** WORK REQUIRED **
What you return must match the data exactly, line for line.

** INPUT **
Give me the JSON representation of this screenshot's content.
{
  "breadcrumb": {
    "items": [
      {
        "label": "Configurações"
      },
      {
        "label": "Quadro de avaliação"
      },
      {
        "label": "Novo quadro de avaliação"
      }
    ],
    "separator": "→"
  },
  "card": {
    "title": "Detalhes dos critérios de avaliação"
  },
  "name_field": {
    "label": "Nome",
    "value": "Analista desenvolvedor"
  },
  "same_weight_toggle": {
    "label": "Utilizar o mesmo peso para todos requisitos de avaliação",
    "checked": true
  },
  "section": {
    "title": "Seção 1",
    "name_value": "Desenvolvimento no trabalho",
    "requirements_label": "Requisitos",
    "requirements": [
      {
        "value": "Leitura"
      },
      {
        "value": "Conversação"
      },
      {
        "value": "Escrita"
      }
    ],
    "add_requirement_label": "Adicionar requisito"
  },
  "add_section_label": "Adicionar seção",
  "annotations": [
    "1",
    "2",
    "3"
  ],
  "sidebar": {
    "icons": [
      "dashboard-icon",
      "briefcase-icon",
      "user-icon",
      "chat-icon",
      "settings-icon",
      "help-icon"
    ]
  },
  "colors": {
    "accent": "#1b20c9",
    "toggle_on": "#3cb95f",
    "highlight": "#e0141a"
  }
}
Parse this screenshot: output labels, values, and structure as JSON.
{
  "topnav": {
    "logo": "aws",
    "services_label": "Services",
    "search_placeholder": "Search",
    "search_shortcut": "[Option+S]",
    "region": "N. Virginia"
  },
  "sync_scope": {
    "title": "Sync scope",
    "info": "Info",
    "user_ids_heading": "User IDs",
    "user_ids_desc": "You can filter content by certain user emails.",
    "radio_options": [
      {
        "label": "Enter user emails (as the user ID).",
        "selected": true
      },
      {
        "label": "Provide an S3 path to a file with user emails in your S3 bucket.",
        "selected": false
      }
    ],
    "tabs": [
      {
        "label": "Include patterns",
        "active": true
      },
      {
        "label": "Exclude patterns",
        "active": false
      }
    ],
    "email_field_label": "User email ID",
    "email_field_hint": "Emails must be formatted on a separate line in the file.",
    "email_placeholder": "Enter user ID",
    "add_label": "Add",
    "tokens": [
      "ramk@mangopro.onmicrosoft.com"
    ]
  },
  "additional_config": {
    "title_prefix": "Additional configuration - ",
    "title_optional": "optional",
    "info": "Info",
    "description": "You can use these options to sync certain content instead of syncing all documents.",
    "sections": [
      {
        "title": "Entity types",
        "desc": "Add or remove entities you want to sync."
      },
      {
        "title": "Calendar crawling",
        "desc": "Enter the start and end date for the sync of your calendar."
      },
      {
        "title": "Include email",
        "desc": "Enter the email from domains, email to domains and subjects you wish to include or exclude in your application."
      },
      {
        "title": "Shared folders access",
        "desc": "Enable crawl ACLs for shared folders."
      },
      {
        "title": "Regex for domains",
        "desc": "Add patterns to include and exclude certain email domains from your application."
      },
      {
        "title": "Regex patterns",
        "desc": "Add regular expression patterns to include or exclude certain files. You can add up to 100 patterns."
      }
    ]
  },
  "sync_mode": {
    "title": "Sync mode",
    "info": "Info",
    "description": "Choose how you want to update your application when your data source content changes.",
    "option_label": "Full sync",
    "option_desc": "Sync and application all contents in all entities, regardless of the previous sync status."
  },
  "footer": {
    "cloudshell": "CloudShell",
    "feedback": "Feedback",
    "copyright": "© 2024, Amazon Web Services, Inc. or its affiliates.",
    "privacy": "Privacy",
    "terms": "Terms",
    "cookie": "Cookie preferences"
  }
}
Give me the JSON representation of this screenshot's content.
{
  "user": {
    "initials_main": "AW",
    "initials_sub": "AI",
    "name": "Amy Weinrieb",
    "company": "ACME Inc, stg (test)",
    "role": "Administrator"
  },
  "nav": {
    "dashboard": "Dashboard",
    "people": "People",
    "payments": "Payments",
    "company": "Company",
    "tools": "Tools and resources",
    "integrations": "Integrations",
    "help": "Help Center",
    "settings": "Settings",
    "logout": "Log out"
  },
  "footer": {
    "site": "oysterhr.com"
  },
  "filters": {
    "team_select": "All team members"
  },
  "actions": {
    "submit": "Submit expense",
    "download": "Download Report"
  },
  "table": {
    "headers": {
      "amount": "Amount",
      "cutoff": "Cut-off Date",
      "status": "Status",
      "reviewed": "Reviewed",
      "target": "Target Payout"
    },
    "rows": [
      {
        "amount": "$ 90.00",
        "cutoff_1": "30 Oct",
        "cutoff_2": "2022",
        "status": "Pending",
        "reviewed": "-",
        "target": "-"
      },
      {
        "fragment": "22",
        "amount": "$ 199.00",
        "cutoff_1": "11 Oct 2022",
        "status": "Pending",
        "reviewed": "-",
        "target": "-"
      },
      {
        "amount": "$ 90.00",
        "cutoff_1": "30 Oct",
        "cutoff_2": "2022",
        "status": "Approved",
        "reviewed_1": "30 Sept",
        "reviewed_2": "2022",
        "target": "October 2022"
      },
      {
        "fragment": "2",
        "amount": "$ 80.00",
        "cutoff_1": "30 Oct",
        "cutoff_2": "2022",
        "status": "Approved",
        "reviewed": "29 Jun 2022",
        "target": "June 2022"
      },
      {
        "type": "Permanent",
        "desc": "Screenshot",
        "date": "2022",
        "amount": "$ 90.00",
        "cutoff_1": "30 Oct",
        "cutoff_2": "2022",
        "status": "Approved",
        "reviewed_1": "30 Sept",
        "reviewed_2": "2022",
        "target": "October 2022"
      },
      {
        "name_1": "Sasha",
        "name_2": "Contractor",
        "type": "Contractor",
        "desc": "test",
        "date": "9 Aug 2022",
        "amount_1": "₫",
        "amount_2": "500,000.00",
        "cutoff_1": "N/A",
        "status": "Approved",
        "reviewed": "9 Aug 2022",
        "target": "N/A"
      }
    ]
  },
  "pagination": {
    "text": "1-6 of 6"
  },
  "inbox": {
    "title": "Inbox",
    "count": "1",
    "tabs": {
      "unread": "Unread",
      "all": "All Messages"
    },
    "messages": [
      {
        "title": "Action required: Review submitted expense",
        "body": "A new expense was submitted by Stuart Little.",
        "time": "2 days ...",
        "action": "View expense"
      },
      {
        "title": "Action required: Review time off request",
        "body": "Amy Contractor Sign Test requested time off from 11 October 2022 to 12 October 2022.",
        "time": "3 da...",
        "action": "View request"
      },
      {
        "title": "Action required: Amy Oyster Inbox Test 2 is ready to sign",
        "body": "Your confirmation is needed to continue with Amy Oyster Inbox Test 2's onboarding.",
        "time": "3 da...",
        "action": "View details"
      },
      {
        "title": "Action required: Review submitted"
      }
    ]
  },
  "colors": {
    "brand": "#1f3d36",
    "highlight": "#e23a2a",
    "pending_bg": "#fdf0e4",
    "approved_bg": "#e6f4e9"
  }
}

** WRITTEN ANSWER **
Give me the JSON representation of this screenshot's content.
{
  "breadcrumb": {
    "items": [
      {
        "label": "Configurações"
      },
      {
        "label": "Quadro de avaliação"
      },
      {
        "label": "Novo quadro de avaliação"
      }
    ],
    "separator": "→"
  },
  "card": {
    "title": "Detalhes dos critérios de avaliação"
  },
  "name_field": {
    "label": "Nome",
    "value": "Analista desenvolvedor"
  },
  "same_weight_toggle": {
    "label": "Utilizar o mesmo peso para todos requisitos de avaliação",
    "checked": true
  },
  "section": {
    "title": "Seção 1",
    "name_value": "Desenvolvimento no trabalho",
    "requirements_label": "Requisitos",
    "requirements": [
      {
        "value": "Leitura"
      },
      {
        "value": "Conversação"
      },
      {
        "value": "Escrita"
      }
    ],
    "add_requirement_label": "Adicionar requisito"
  },
  "add_section_label": "Adicionar seção",
  "annotations": [
    "1",
    "2",
    "3"
  ],
  "sidebar": {
    "icons": [
      "dashboard-icon",
      "briefcase-icon",
      "user-icon",
      "chat-icon",
      "settings-icon",
      "help-icon"
    ]
  },
  "colors": {
    "accent": "#1b20c9",
    "toggle_on": "#3cb95f",
    "highlight": "#e0141a"
  }
}
Parse this screenshot: output labels, values, and structure as JSON.
{
  "topnav": {
    "logo": "aws",
    "services_label": "Services",
    "search_placeholder": "Search",
    "search_shortcut": "[Option+S]",
    "region": "N. Virginia"
  },
  "sync_scope": {
    "title": "Sync scope",
    "info": "Info",
    "user_ids_heading": "User IDs",
    "user_ids_desc": "You can filter content by certain user emails.",
    "radio_options": [
      {
        "label": "Enter user emails (as the user ID).",
        "selected": true
      },
      {
        "label": "Provide an S3 path to a file with user emails in your S3 bucket.",
        "selected": false
      }
    ],
    "tabs": [
      {
        "label": "Include patterns",
        "active": true
      },
      {
        "label": "Exclude patterns",
        "active": false
      }
    ],
    "email_field_label": "User email ID",
    "email_field_hint": "Emails must be formatted on a separate line in the file.",
    "email_placeholder": "Enter user ID",
    "add_label": "Add",
    "tokens": [
      "ramk@mangopro.onmicrosoft.com"
    ]
  },
  "additional_config": {
    "title_prefix": "Additional configuration - ",
    "title_optional": "optional",
    "info": "Info",
    "description": "You can use these options to sync certain content instead of syncing all documents.",
    "sections": [
      {
        "title": "Entity types",
        "desc": "Add or remove entities you want to sync."
      },
      {
        "title": "Calendar crawling",
        "desc": "Enter the start and end date for the sync of your calendar."
      },
      {
        "title": "Include email",
        "desc": "Enter the email from domains, email to domains and subjects you wish to include or exclude in your application."
      },
      {
        "title": "Shared folders access",
        "desc": "Enable crawl ACLs for shared folders."
      },
      {
        "title": "Regex for domains",
        "desc": "Add patterns to include and exclude certain email domains from your application."
      },
      {
        "title": "Regex patterns",
        "desc": "Add regular expression patterns to include or exclude certain files. You can add up to 100 patterns."
      }
    ]
  },
  "sync_mode": {
    "title": "Sync mode",
    "info": "Info",
    "description": "Choose how you want to update your application when your data source content changes.",
    "option_label": "Full sync",
    "option_desc": "Sync and application all contents in all entities, regardless of the previous sync status."
  },
  "footer": {
    "cloudshell": "CloudShell",
    "feedback": "Feedback",
    "copyright": "© 2024, Amazon Web Services, Inc. or its affiliates.",
    "privacy": "Privacy",
    "terms": "Terms",
    "cookie": "Cookie preferences"
  }
}
Give me the JSON representation of this screenshot's content.
{
  "user": {
    "initials_main": "AW",
    "initials_sub": "AI",
    "name": "Amy Weinrieb",
    "company": "ACME Inc, stg (test)",
    "role": "Administrator"
  },
  "nav": {
    "dashboard": "Dashboard",
    "people": "People",
    "payments": "Payments",
    "company": "Company",
    "tools": "Tools and resources",
    "integrations": "Integrations",
    "help": "Help Center",
    "settings": "Settings",
    "logout": "Log out"
  },
  "footer": {
    "site": "oysterhr.com"
  },
  "filters": {
    "team_select": "All team members"
  },
  "actions": {
    "submit": "Submit expense",
    "download": "Download Report"
  },
  "table": {
    "headers": {
      "amount": "Amount",
      "cutoff": "Cut-off Date",
      "status": "Status",
      "reviewed": "Reviewed",
      "target": "Target Payout"
    },
    "rows": [
      {
        "amount": "$ 90.00",
        "cutoff_1": "30 Oct",
        "cutoff_2": "2022",
        "status": "Pending",
        "reviewed": "-",
        "target": "-"
      },
      {
        "fragment": "22",
        "amount": "$ 199.00",
        "cutoff_1": "11 Oct 2022",
        "status": "Pending",
        "reviewed": "-",
        "target": "-"
      },
      {
        "amount": "$ 90.00",
        "cutoff_1": "30 Oct",
        "cutoff_2": "2022",
        "status": "Approved",
        "reviewed_1": "30 Sept",
        "reviewed_2": "2022",
        "target": "October 2022"
      },
      {
        "fragment": "2",
        "amount": "$ 80.00",
        "cutoff_1": "30 Oct",
        "cutoff_2": "2022",
        "status": "Approved",
        "reviewed": "29 Jun 2022",
        "target": "June 2022"
      },
      {
        "type": "Permanent",
        "desc": "Screenshot",
        "date": "2022",
        "amount": "$ 90.00",
        "cutoff_1": "30 Oct",
        "cutoff_2": "2022",
        "status": "Approved",
        "reviewed_1": "30 Sept",
        "reviewed_2": "2022",
        "target": "October 2022"
      },
      {
        "name_1": "Sasha",
        "name_2": "Contractor",
        "type": "Contractor",
        "desc": "test",
        "date": "9 Aug 2022",
        "amount_1": "₫",
        "amount_2": "500,000.00",
        "cutoff_1": "N/A",
        "status": "Approved",
        "reviewed": "9 Aug 2022",
        "target": "N/A"
      }
    ]
  },
  "pagination": {
    "text": "1-6 of 6"
  },
  "inbox": {
    "title": "Inbox",
    "count": "1",
    "tabs": {
      "unread": "Unread",
      "all": "All Messages"
    },
    "messages": [
      {
        "title": "Action required: Review submitted expense",
        "body": "A new expense was submitted by Stuart Little.",
        "time": "2 days ...",
        "action": "View expense"
      },
      {
        "title": "Action required: Review time off request",
        "body": "Amy Contractor Sign Test requested time off from 11 October 2022 to 12 October 2022.",
        "time": "3 da...",
        "action": "View request"
      },
      {
        "title": "Action required: Amy Oyster Inbox Test 2 is ready to sign",
        "body": "Your confirmation is needed to continue with Amy Oyster Inbox Test 2's onboarding.",
        "time": "3 da...",
        "action": "View details"
      },
      {
        "title": "Action required: Review submitted"
      }
    ]
  },
  "colors": {
    "brand": "#1f3d36",
    "highlight": "#e23a2a",
    "pending_bg": "#fdf0e4",
    "approved_bg": "#e6f4e9"
  }
}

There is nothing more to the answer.